In the warm, womb-like space of the cottage, the light from the open fire flickers and casts dull shadows of birds across the wall. On my gloved hand, a slender, lightweight and beautifully patterned female sparrowhawk. To my left, a smaller but no less impressive male. Both hawks emanate a quiet, self-contained calm. A fine balance of precision and coiled unsparing instinct, all contained within a gossamer skein of feather, skin, muscle and bone. They remind me of that thin slither of a moment just before a jack-in-the-box pops. Months ago these hawks arrived, via a vet, from the wild, injured. To have them legally in my possession is a rare pleasure.
The Falconer and the Hawks
Rebecca Giggs watches the slow death of a beached humpback whale.
As a child, Primo Levi discovered the surprising brutality to raising tadpoles.
Witness: Butterflies on a Wheel
Anthony Doerr on the most marvellous thing he's ever seen: the migration of butterflies in Wyoming.

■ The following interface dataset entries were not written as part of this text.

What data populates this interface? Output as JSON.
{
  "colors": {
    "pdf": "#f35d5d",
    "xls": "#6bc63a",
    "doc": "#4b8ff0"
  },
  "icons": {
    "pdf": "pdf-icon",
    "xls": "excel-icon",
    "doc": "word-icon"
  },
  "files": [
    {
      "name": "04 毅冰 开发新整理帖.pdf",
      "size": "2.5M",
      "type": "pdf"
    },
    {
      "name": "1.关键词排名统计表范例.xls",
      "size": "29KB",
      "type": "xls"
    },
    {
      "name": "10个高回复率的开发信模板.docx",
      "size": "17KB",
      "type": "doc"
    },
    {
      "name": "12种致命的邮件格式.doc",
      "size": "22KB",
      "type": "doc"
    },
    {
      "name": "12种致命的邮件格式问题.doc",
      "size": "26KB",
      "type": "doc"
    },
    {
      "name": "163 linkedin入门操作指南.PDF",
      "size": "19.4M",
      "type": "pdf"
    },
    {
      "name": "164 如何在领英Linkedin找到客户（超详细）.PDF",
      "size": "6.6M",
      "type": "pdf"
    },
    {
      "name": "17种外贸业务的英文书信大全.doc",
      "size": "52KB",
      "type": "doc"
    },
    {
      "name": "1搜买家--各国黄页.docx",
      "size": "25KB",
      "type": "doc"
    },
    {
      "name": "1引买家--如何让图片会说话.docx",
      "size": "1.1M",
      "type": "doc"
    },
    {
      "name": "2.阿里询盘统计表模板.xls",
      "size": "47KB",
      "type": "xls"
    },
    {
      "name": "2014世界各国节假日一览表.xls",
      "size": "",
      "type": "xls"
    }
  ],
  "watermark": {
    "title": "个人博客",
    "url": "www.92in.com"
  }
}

The loss of a cat leads to recollections of other losses in this memoir by Mary Gaitskill.
Hilary Mantel grew up with a dog she called Victor and a brother she called pig.
‘Swifts come closer than any other creature to living in the sky and having air and ceaseless movement as their home.’
In the summer of 1917 Robert Grainier took part in an attempt on the life of a Chinese laborer caught, or anyway accused of, stealing from the company stores of the Spokane International Railway in the Idaho Panhandle.
‘Can bad mothers be taught to be good? Or maybe, can we be incentivized to bond? To love?’